**WHAT THE TASK ASKS**. Return, from the data that follows, each line that holds the word "arrow".

(Entries from a dataset of interfaces)
Segment Open

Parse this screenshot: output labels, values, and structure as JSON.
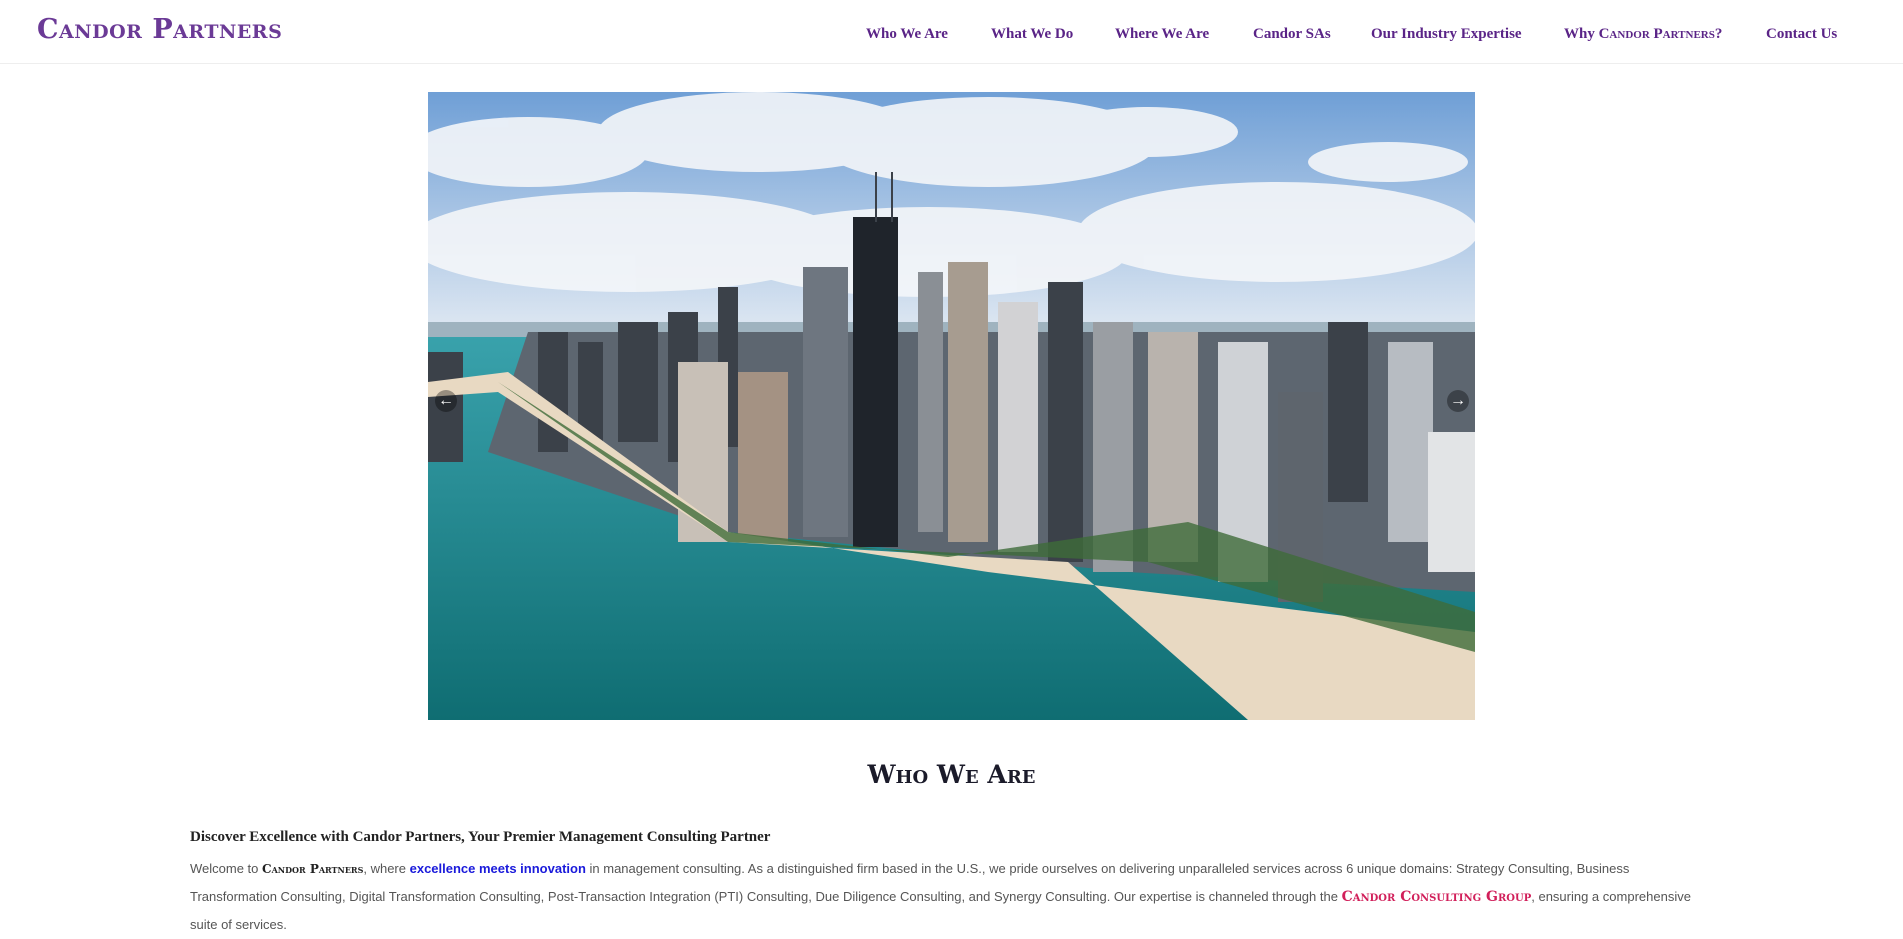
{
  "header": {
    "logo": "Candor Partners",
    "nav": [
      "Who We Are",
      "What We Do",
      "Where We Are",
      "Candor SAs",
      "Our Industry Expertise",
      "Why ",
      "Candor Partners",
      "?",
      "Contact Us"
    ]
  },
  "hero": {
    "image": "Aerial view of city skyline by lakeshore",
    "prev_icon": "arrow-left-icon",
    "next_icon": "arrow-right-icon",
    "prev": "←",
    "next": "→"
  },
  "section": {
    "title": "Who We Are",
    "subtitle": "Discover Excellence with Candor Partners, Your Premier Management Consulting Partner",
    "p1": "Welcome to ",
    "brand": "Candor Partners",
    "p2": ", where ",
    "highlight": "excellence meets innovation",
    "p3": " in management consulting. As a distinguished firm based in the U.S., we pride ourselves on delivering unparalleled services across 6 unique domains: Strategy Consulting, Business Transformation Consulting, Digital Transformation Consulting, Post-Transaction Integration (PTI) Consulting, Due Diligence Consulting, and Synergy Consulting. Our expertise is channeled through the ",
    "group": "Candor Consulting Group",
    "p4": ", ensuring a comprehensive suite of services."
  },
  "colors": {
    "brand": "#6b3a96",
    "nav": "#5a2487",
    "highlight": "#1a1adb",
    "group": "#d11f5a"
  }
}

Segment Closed

**SOLUTION FOR THIS TASK**.
    "prev_icon": "arrow-left-icon",
    "next_icon": "arrow-right-icon",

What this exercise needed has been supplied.